### ABOUT THIS TASK
Output all of the entries beneath, exactly as written.

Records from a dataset
◇ ◇ ◇ ◇

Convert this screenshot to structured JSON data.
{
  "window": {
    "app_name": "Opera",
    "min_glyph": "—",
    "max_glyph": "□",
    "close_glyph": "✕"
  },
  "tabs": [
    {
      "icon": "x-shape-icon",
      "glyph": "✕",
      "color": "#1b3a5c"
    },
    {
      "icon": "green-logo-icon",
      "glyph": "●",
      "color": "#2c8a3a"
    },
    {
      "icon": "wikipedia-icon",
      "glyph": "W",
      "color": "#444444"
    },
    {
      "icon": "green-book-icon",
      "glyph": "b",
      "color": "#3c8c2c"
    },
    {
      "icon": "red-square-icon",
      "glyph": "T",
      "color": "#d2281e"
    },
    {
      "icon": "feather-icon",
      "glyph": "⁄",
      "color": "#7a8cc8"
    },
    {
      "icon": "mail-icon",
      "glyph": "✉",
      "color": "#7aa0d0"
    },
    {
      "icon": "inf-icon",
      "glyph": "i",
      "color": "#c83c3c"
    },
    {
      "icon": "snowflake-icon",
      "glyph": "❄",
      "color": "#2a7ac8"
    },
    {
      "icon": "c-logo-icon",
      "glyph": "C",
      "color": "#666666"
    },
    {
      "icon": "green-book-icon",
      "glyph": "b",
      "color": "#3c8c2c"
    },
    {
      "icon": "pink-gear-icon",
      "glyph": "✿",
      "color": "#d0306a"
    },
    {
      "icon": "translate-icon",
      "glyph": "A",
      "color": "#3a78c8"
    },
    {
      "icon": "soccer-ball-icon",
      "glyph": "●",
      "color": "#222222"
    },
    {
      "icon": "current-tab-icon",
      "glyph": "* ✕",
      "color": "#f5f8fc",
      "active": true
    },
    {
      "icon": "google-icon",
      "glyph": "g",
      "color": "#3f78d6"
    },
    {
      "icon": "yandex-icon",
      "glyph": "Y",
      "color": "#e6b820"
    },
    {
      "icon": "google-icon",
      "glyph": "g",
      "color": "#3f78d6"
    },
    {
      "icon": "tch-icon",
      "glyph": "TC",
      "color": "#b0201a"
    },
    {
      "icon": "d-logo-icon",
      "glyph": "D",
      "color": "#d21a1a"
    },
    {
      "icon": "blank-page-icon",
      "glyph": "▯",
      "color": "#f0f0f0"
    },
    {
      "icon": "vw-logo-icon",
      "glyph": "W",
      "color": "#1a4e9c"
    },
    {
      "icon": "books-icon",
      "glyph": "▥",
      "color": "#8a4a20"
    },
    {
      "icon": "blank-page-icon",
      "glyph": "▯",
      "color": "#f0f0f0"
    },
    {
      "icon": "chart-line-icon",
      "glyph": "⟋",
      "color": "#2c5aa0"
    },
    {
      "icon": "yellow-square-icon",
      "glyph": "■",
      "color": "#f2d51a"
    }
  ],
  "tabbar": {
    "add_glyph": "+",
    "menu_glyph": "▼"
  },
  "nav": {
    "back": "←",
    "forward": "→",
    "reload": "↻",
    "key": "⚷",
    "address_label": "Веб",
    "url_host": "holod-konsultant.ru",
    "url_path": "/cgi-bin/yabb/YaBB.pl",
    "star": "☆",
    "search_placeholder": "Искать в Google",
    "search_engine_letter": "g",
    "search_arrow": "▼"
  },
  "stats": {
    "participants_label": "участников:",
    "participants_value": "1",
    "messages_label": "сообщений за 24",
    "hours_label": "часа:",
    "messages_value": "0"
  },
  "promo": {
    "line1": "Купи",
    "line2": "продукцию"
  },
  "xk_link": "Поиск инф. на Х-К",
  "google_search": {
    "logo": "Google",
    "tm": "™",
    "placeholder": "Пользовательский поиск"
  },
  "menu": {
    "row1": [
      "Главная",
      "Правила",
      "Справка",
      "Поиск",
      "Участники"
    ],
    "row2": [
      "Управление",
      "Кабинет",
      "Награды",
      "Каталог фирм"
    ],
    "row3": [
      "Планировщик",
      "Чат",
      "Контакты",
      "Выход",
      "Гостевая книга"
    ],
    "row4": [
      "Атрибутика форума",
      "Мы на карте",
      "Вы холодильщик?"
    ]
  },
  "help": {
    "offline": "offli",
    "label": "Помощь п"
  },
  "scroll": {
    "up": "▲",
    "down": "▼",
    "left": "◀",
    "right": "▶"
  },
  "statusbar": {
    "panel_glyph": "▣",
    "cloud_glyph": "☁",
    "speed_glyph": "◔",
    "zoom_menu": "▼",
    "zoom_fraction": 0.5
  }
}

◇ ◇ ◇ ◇

### ANSWER SECTION
Convert this screenshot to structured JSON data.
{
  "window": {
    "app_name": "Opera",
    "min_glyph": "—",
    "max_glyph": "□",
    "close_glyph": "✕"
  },
  "tabs": [
    {
      "icon": "x-shape-icon",
      "glyph": "✕",
      "color": "#1b3a5c"
    },
    {
      "icon": "green-logo-icon",
      "glyph": "●",
      "color": "#2c8a3a"
    },
    {
      "icon": "wikipedia-icon",
      "glyph": "W",
      "color": "#444444"
    },
    {
      "icon": "green-book-icon",
      "glyph": "b",
      "color": "#3c8c2c"
    },
    {
      "icon": "red-square-icon",
      "glyph": "T",
      "color": "#d2281e"
    },
    {
      "icon": "feather-icon",
      "glyph": "⁄",
      "color": "#7a8cc8"
    },
    {
      "icon": "mail-icon",
      "glyph": "✉",
      "color": "#7aa0d0"
    },
    {
      "icon": "inf-icon",
      "glyph": "i",
      "color": "#c83c3c"
    },
    {
      "icon": "snowflake-icon",
      "glyph": "❄",
      "color": "#2a7ac8"
    },
    {
      "icon": "c-logo-icon",
      "glyph": "C",
      "color": "#666666"
    },
    {
      "icon": "green-book-icon",
      "glyph": "b",
      "color": "#3c8c2c"
    },
    {
      "icon": "pink-gear-icon",
      "glyph": "✿",
      "color": "#d0306a"
    },
    {
      "icon": "translate-icon",
      "glyph": "A",
      "color": "#3a78c8"
    },
    {
      "icon": "soccer-ball-icon",
      "glyph": "●",
      "color": "#222222"
    },
    {
      "icon": "current-tab-icon",
      "glyph": "* ✕",
      "color": "#f5f8fc",
      "active": true
    },
    {
      "icon": "google-icon",
      "glyph": "g",
      "color": "#3f78d6"
    },
    {
      "icon": "yandex-icon",
      "glyph": "Y",
      "color": "#e6b820"
    },
    {
      "icon": "google-icon",
      "glyph": "g",
      "color": "#3f78d6"
    },
    {
      "icon": "tch-icon",
      "glyph": "TC",
      "color": "#b0201a"
    },
    {
      "icon": "d-logo-icon",
      "glyph": "D",
      "color": "#d21a1a"
    },
    {
      "icon": "blank-page-icon",
      "glyph": "▯",
      "color": "#f0f0f0"
    },
    {
      "icon": "vw-logo-icon",
      "glyph": "W",
      "color": "#1a4e9c"
    },
    {
      "icon": "books-icon",
      "glyph": "▥",
      "color": "#8a4a20"
    },
    {
      "icon": "blank-page-icon",
      "glyph": "▯",
      "color": "#f0f0f0"
    },
    {
      "icon": "chart-line-icon",
      "glyph": "⟋",
      "color": "#2c5aa0"
    },
    {
      "icon": "yellow-square-icon",
      "glyph": "■",
      "color": "#f2d51a"
    }
  ],
  "tabbar": {
    "add_glyph": "+",
    "menu_glyph": "▼"
  },
  "nav": {
    "back": "←",
    "forward": "→",
    "reload": "↻",
    "key": "⚷",
    "address_label": "Веб",
    "url_host": "holod-konsultant.ru",
    "url_path": "/cgi-bin/yabb/YaBB.pl",
    "star": "☆",
    "search_placeholder": "Искать в Google",
    "search_engine_letter": "g",
    "search_arrow": "▼"
  },
  "stats": {
    "participants_label": "участников:",
    "participants_value": "1",
    "messages_label": "сообщений за 24",
    "hours_label": "часа:",
    "messages_value": "0"
  },
  "promo": {
    "line1": "Купи",
    "line2": "продукцию"
  },
  "xk_link": "Поиск инф. на Х-К",
  "google_search": {
    "logo": "Google",
    "tm": "™",
    "placeholder": "Пользовательский поиск"
  },
  "menu": {
    "row1": [
      "Главная",
      "Правила",
      "Справка",
      "Поиск",
      "Участники"
    ],
    "row2": [
      "Управление",
      "Кабинет",
      "Награды",
      "Каталог фирм"
    ],
    "row3": [
      "Планировщик",
      "Чат",
      "Контакты",
      "Выход",
      "Гостевая книга"
    ],
    "row4": [
      "Атрибутика форума",
      "Мы на карте",
      "Вы холодильщик?"
    ]
  },
  "help": {
    "offline": "offli",
    "label": "Помощь п"
  },
  "scroll": {
    "up": "▲",
    "down": "▼",
    "left": "◀",
    "right": "▶"
  },
  "statusbar": {
    "panel_glyph": "▣",
    "cloud_glyph": "☁",
    "speed_glyph": "◔",
    "zoom_menu": "▼",
    "zoom_fraction": 0.5
  }
}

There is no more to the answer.